The President's call to oppose funding in the bill would put a number of GOP lawmakers on the spot - since the plan includes several hundred million dollars to rebuild Tyndall Air Force Base in Florida, as well as money to help farmers in Georgia, Florida, and the Carolinas who were devastated by Hurricane Michael.
The plan also includes money which would help the Army Corps of Engineers deal with levee breaches in the Midwest, and continue to aid people hit by wildfires in California.
While the President urged further negotiations, talks in the Senate have gone on for months with no resolution - mainly because of the President's opposition to any more money for Puerto Rico, and as Senators went home on Thursday, there was no indication that any breakthrough was near in talks on a disaster bill.
Sen. Richard Shelby (R-AL), the Chairman of the Senate Appropriations Committee, has been trying to forge a deal since the House approved a $14 billion disaster measure back in mid-January.
But he told reporters every day this week that a final agreement continued to be elusive.
"I think this has gone a long time - too long," Shelby told reporters.
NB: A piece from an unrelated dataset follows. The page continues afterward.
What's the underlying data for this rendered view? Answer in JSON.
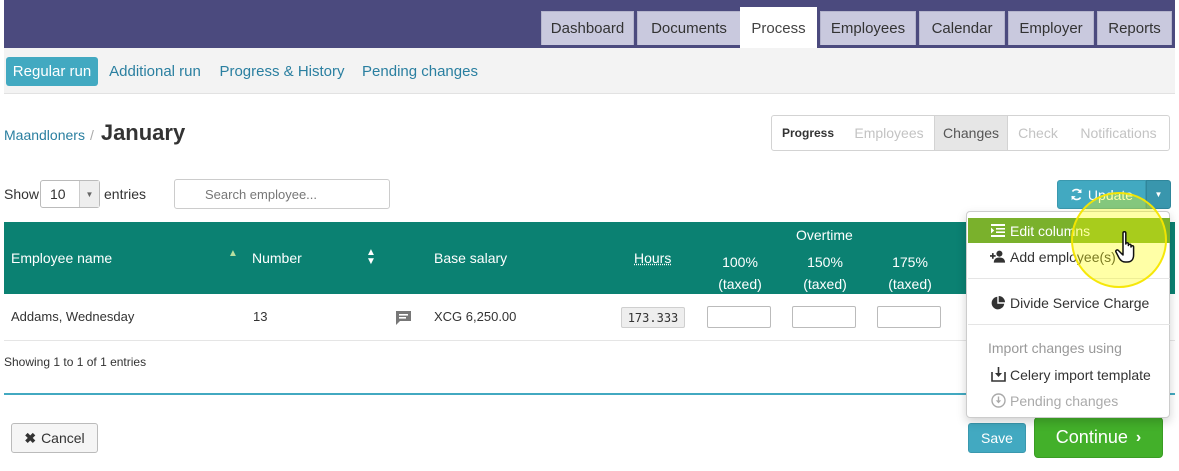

His assessment on Thursday afternoon was a familiar one.
Richard Shelby’s daily update on the disaster relief bill: still stalled— Haley Byrd (@byrdinator) May 9, 2019
After waiting for weeks and weeks, House Democrats simply decided to pass a second disaster bill, in hopes it would create some momentum on a disaster deal.
"Use this bill to break the logjam in the Senate," said Rep. Kathy Castor (D-FL).
But with the President open calling for GOP lawmakers to oppose the House bill, it raised questions as to whether anything could get agreed to before lawmakers leave on a Memorial Day break.